An interactive hydrogeology tool for analysis of a pump test on an unconfined aquifer with a single monitoring well, based on the Dupuit equation ... with hydrogeology unit conversions.
Notes on Dupuit Equation for Steady-State, Radial Flow in an Unconfined Aquifer (1 monitoring well)
- Select the required output, then set the other parameters to the required values.
- Caution should be used when interpreting these results as the Dupuit formula fails to give an accurate description of the drawdown curve near the pumping well, where the strong curvature of the watertable contradicts the Dupuit assumption of horizontal flow.
For equations, assumptions and references see equations below.
For determination of steady state conditions see procedures below.
Values displayed with a may be changed ... click on a value to display an entry form ... or use the arrows right of a value to select from a list.
This tool exhibits spreadsheet-like behaviour ... change a value and related values are re-calculated automatically.
Dupuit Equation for Steady-State Flow to a Well in an Unconfined Aquifer1
sup>1Dupuit, J., Etudes theoriques et pratiques sur le mouvement des eaux dans les canaux decouverts et a travers les terrains permeables, 2eme edition; Dunot, Paris, 1863.
Q = well discharge rate (m3/d)
K = hydraulic conductivity of aquifer (m/d)
rw = radius of the pumping well (m)
r1 = distance from piezometer to the pumping well (m)
hw = steady-state head in the pumping well (m)
h1 = steady-state head in the piezometer (m)
- The aquifer is unconfined.
- The aquifer has an infinite areal extent.
- The aquifer is homogeneous, isotropic and of uniform thickness over the area influenced by the test.
- Prior to pumping, the piezometric surface is horizontal over the area that will be influenced by the test.
- The aquifer is pumped at a constant discharge rate.
- The well penetrates the entire saturated thickness of the aquifer.
- The gradient between the pumping well and monitoring wells is at steady-state.
- The velocity of flow is proportional to the tangent of the hydraulic gradient instead of the sine as it is in reality.1
- The flow is horizontal and uniform everywhere in a vertical section through the axis of the well.1
1Dupuit, J., Etudes theoriques et pratiques sur le mouvement des eaux dans les canaux decouverts et a travers les terrains permeables, 2eme edition; Dunot, Paris, 1863.
2Kruseman, G.P. and N.A. de Ridder, Analysis and Evaluation of Pumping Test Data (Second Edition), Publication 47; International Institute for Land Reclamation and Improvement, Wageningen, 1994.

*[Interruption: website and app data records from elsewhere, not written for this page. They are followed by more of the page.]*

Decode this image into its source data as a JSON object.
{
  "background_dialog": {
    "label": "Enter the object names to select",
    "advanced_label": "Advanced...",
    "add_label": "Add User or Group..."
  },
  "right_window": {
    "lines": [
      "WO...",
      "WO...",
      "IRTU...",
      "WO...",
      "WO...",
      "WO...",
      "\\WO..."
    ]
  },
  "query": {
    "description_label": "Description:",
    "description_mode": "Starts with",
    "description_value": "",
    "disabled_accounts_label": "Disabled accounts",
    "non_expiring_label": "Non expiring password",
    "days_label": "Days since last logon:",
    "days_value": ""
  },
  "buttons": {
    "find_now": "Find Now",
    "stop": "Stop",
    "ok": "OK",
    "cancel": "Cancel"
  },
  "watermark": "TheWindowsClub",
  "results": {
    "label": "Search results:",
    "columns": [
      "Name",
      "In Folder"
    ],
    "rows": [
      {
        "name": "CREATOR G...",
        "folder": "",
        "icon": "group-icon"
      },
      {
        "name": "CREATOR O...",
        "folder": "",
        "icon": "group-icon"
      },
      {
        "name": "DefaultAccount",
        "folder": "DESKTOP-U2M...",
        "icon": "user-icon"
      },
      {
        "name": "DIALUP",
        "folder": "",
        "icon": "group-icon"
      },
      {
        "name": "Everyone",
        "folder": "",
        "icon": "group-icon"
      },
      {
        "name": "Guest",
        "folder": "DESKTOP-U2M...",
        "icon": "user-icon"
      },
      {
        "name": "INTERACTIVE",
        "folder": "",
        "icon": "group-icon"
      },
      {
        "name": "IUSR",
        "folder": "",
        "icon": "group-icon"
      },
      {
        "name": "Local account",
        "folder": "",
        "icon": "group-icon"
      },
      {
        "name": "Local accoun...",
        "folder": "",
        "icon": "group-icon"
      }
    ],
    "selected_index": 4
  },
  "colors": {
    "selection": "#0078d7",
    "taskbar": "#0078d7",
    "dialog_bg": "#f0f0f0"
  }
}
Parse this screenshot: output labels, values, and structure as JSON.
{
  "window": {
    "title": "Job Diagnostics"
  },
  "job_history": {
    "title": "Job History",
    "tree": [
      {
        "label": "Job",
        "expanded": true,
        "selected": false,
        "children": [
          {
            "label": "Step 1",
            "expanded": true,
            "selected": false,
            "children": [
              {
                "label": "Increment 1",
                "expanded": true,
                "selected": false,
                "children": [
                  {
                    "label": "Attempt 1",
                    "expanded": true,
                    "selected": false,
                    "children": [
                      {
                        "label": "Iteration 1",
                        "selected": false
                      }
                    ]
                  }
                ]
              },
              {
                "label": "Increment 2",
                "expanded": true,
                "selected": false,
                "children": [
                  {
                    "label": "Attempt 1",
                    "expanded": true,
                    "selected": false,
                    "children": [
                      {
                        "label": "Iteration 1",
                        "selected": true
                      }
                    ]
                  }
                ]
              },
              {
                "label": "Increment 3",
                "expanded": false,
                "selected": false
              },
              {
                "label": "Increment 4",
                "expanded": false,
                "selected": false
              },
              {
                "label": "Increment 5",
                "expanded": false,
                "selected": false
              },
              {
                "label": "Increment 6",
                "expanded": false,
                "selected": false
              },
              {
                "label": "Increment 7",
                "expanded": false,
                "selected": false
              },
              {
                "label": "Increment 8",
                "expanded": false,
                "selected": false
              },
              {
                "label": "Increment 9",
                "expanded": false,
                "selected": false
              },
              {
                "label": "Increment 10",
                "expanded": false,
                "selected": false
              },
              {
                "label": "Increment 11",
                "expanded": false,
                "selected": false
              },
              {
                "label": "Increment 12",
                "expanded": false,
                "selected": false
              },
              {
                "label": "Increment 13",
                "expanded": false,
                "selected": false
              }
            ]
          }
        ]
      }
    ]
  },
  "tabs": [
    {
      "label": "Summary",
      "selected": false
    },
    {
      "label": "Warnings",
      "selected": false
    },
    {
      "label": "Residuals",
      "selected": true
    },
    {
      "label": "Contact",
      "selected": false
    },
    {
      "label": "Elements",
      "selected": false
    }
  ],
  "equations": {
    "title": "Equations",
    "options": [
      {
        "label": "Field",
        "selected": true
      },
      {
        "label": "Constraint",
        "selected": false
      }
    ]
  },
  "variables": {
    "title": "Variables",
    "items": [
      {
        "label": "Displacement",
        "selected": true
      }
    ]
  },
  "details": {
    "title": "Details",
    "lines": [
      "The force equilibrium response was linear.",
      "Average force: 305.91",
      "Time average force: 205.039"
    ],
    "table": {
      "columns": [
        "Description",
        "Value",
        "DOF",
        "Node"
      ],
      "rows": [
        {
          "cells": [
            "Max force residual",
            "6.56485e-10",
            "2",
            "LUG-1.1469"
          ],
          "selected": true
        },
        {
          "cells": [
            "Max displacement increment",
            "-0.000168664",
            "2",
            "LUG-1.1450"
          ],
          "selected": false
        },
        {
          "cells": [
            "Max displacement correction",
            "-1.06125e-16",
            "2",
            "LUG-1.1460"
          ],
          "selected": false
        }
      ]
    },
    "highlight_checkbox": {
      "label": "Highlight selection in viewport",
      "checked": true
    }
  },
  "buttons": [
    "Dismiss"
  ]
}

Procedure to Determine if Flow to a Pumping Well is Steady-State1
1Kruseman, G.P. and N.A. de Ridder, Analysis and Evaluation of Pumping Test Data (Second Edition), Publication 47; International Institute for Land Reclamation and Improvement, Wageningen, 1994.
In practice, flow to a pumping well is considered steady-state when the difference in drawdown between piezometers becomes negligible, i.e., when the gradient between the piezometers becomes constant. The following procedures can be used to determine whether flow to a well is steady-state.
- Create a semi-log plot of drawdown (s) vs. time (t) for all piezometers (Fig. 1). Drawdown is plotted on the vertical, linear axis, while time is plotted on the horizontal, logarithmic axis.
- Draw a best-fit curve through the data for each piezometer. The curves for the piezometers may become parallel for the data collected late in the pump test. If this is the case, then the gradients are constant and the system has reached steady-state.
- Where two curves are parallel, read the steady-state drawdown (s) for each piezometer at the end of the test and substitute these values with the corresponding radii into the Thiem equation or tool.
- Repeat 3 for any combination of piezometers with parallel time-drawdown curves. If the aquifer is truly homogeneous, then the different combinations of piezometers should yield a similar transmissivity (K x D). Different values of transmissivity suggest that the aquifer is heterogeneous, in which case, the mean of the values is used as a final result.
Figure 1: Sample time-drawdown graph produced in Procedure 1. Note that the gradient between piezometer H215 and the other piezometers is not constant (curves are not parallel) and therefore this piezometer would not be used to calculated transmissivity by the Thiem method.
- Create a semi-log plot of observed drawdown (s) for each piezometer vs. the distance of the piezometer from the well (Fig. 2).
- Draw a best-fit line through the plotted points.
- Pick two colinear points (not necessarily observed data points) and substitute values of r1,2 and h1,2 into the tool (h = saturated thickness - drawdown).
Figure 2: Sample distance-drawdown graph used in Procedure 2.